What needs to be done
Each line below must be printed exactly as it stands.

......

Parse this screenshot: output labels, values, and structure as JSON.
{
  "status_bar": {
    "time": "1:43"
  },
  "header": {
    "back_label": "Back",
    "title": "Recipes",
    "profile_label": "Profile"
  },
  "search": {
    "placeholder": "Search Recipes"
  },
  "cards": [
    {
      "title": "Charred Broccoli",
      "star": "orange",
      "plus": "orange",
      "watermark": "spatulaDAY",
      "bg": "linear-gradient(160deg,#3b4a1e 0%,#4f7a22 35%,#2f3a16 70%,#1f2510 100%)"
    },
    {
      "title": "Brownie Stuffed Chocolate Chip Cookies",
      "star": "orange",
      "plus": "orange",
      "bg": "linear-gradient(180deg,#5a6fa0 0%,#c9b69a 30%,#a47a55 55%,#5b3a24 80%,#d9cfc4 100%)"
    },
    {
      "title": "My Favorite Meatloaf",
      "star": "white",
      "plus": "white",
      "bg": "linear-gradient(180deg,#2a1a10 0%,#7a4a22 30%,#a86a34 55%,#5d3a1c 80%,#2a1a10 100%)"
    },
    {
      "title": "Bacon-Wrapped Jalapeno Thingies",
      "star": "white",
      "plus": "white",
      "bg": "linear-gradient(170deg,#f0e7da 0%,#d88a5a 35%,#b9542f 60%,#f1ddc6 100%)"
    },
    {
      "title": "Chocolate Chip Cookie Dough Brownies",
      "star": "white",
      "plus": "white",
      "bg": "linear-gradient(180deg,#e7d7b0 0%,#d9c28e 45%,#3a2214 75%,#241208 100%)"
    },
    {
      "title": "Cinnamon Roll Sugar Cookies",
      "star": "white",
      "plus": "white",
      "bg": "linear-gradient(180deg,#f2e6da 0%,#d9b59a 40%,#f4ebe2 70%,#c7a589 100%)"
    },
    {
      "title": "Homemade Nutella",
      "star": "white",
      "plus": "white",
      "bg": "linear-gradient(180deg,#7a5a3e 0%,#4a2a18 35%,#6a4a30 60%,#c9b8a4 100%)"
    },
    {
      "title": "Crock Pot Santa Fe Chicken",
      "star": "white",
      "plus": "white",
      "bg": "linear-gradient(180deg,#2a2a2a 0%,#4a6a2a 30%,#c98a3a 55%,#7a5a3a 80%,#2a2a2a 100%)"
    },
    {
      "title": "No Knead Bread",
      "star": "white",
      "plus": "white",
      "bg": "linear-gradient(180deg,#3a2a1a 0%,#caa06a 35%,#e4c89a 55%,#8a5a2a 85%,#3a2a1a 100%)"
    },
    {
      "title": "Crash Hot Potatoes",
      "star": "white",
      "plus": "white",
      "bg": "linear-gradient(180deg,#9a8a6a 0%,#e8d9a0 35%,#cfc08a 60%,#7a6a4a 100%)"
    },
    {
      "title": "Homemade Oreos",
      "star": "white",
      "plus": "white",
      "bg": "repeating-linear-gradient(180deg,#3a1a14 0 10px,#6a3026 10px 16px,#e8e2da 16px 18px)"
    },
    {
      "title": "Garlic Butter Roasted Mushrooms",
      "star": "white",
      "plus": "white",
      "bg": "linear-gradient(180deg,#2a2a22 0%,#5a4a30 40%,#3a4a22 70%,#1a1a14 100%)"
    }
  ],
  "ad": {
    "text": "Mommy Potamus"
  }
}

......

Answer section
Parse this screenshot: output labels, values, and structure as JSON.
{
  "status_bar": {
    "time": "1:43"
  },
  "header": {
    "back_label": "Back",
    "title": "Recipes",
    "profile_label": "Profile"
  },
  "search": {
    "placeholder": "Search Recipes"
  },
  "cards": [
    {
      "title": "Charred Broccoli",
      "star": "orange",
      "plus": "orange",
      "watermark": "spatulaDAY",
      "bg": "linear-gradient(160deg,#3b4a1e 0%,#4f7a22 35%,#2f3a16 70%,#1f2510 100%)"
    },
    {
      "title": "Brownie Stuffed Chocolate Chip Cookies",
      "star": "orange",
      "plus": "orange",
      "bg": "linear-gradient(180deg,#5a6fa0 0%,#c9b69a 30%,#a47a55 55%,#5b3a24 80%,#d9cfc4 100%)"
    },
    {
      "title": "My Favorite Meatloaf",
      "star": "white",
      "plus": "white",
      "bg": "linear-gradient(180deg,#2a1a10 0%,#7a4a22 30%,#a86a34 55%,#5d3a1c 80%,#2a1a10 100%)"
    },
    {
      "title": "Bacon-Wrapped Jalapeno Thingies",
      "star": "white",
      "plus": "white",
      "bg": "linear-gradient(170deg,#f0e7da 0%,#d88a5a 35%,#b9542f 60%,#f1ddc6 100%)"
    },
    {
      "title": "Chocolate Chip Cookie Dough Brownies",
      "star": "white",
      "plus": "white",
      "bg": "linear-gradient(180deg,#e7d7b0 0%,#d9c28e 45%,#3a2214 75%,#241208 100%)"
    },
    {
      "title": "Cinnamon Roll Sugar Cookies",
      "star": "white",
      "plus": "white",
      "bg": "linear-gradient(180deg,#f2e6da 0%,#d9b59a 40%,#f4ebe2 70%,#c7a589 100%)"
    },
    {
      "title": "Homemade Nutella",
      "star": "white",
      "plus": "white",
      "bg": "linear-gradient(180deg,#7a5a3e 0%,#4a2a18 35%,#6a4a30 60%,#c9b8a4 100%)"
    },
    {
      "title": "Crock Pot Santa Fe Chicken",
      "star": "white",
      "plus": "white",
      "bg": "linear-gradient(180deg,#2a2a2a 0%,#4a6a2a 30%,#c98a3a 55%,#7a5a3a 80%,#2a2a2a 100%)"
    },
    {
      "title": "No Knead Bread",
      "star": "white",
      "plus": "white",
      "bg": "linear-gradient(180deg,#3a2a1a 0%,#caa06a 35%,#e4c89a 55%,#8a5a2a 85%,#3a2a1a 100%)"
    },
    {
      "title": "Crash Hot Potatoes",
      "star": "white",
      "plus": "white",
      "bg": "linear-gradient(180deg,#9a8a6a 0%,#e8d9a0 35%,#cfc08a 60%,#7a6a4a 100%)"
    },
    {
      "title": "Homemade Oreos",
      "star": "white",
      "plus": "white",
      "bg": "repeating-linear-gradient(180deg,#3a1a14 0 10px,#6a3026 10px 16px,#e8e2da 16px 18px)"
    },
    {
      "title": "Garlic Butter Roasted Mushrooms",
      "star": "white",
      "plus": "white",
      "bg": "linear-gradient(180deg,#2a2a22 0%,#5a4a30 40%,#3a4a22 70%,#1a1a14 100%)"
    }
  ],
  "ad": {
    "text": "Mommy Potamus"
  }
}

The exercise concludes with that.